Genetically-modified crops are among measures needed to tackle problems with global food supplies that could see prices soar, leading scientists said.
A new Government-commissioned report warned that there were major failings in a global food system that damages the environment and leaves one billion people hungry.
A further one billion suffer from “hidden hunger” in which nutrients are missing from their diet and the same number are over-consuming, while a third of all food produced is currently wasted.
Without action to tackle the problems with agriculture and production, the pressure on food supplies will increase in the face of a rising world population, competition for land, water and energy and the effects of climate change.
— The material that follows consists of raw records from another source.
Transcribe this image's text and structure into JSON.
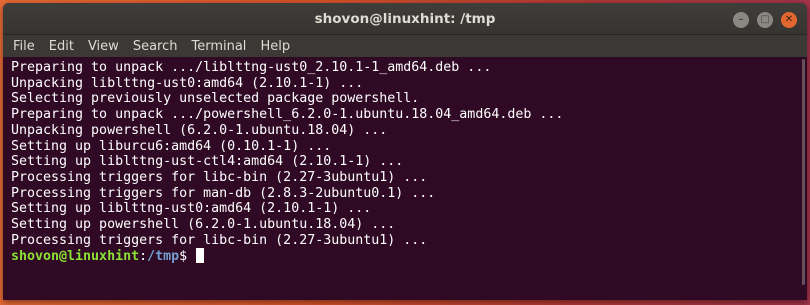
{
  "window": {
    "title": "shovon@linuxhint: /tmp",
    "controls": [
      "minimize-icon",
      "maximize-icon",
      "close-icon"
    ]
  },
  "menu": [
    "File",
    "Edit",
    "View",
    "Search",
    "Terminal",
    "Help"
  ],
  "terminal": {
    "lines": [
      "Preparing to unpack .../liblttng-ust0_2.10.1-1_amd64.deb ...",
      "Unpacking liblttng-ust0:amd64 (2.10.1-1) ...",
      "Selecting previously unselected package powershell.",
      "Preparing to unpack .../powershell_6.2.0-1.ubuntu.18.04_amd64.deb ...",
      "Unpacking powershell (6.2.0-1.ubuntu.18.04) ...",
      "Setting up liburcu6:amd64 (0.10.1-1) ...",
      "Setting up liblttng-ust-ctl4:amd64 (2.10.1-1) ...",
      "Processing triggers for libc-bin (2.27-3ubuntu1) ...",
      "Processing triggers for man-db (2.8.3-2ubuntu0.1) ...",
      "Setting up liblttng-ust0:amd64 (2.10.1-1) ...",
      "Setting up powershell (6.2.0-1.ubuntu.18.04) ...",
      "Processing triggers for libc-bin (2.27-3ubuntu1) ..."
    ],
    "prompt": {
      "user_host": "shovon@linuxhint",
      "separator": ":",
      "path": "/tmp",
      "symbol": "$ "
    }
  },
  "colors": {
    "terminal_bg": "#300a24",
    "prompt_user": "#8ae234",
    "prompt_path": "#729fcf",
    "close_button": "#e1662f"
  }
}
While it is hard to predict the impact on food prices, there is a risk of the kind of volatility seen in the price spike in 2007/08 that led to riots in some parts of the world and an extra 100 million people going hungry. Experts behind the report suggested that food prices could rise by 50 per cent by 2050.
Government chief scientist Professor Sir John Beddington said: “There’s a very large risk of quite a substantial increase in food prices in the next 30 to 40 years. This risk is such it demands urgent action on all components of the food system – supply, demand and making the food system work more efficiently.”
The current food system was “fundamentally unsustainable”, over-using resources such as land and fossil fuels while failing to feed the world, he said. He said the report calls for “sustainable intensification” of agriculture to produce more food from the land available – as there was no new land to be brought into production – without harming the environment.
He said biotechnology, such as genetically modified crops, is “extremely important” and that the report shows no option should be closed off. But it was just one of a number of measures needed, along with steps including improving farmers’ skills and investing in scientific knowledge and infrastructure such as roads.
The report found that a third of food produced went to waste, either after it was harvested, particularly in the developing world, or by consumers. In the UK, households could save between £500 and £700 a year by eliminating food waste.
Professor Jules Pretty, of the University of Essex, said measures ranging from conservation farming to biogas digesters to make energy and fertiliser from animal waste were already being used. He said that – following the “green revolution” which massively boosted agricultural production in the 20th century – there needed to be the “greenest revolution” to improve agriculture without harming nature.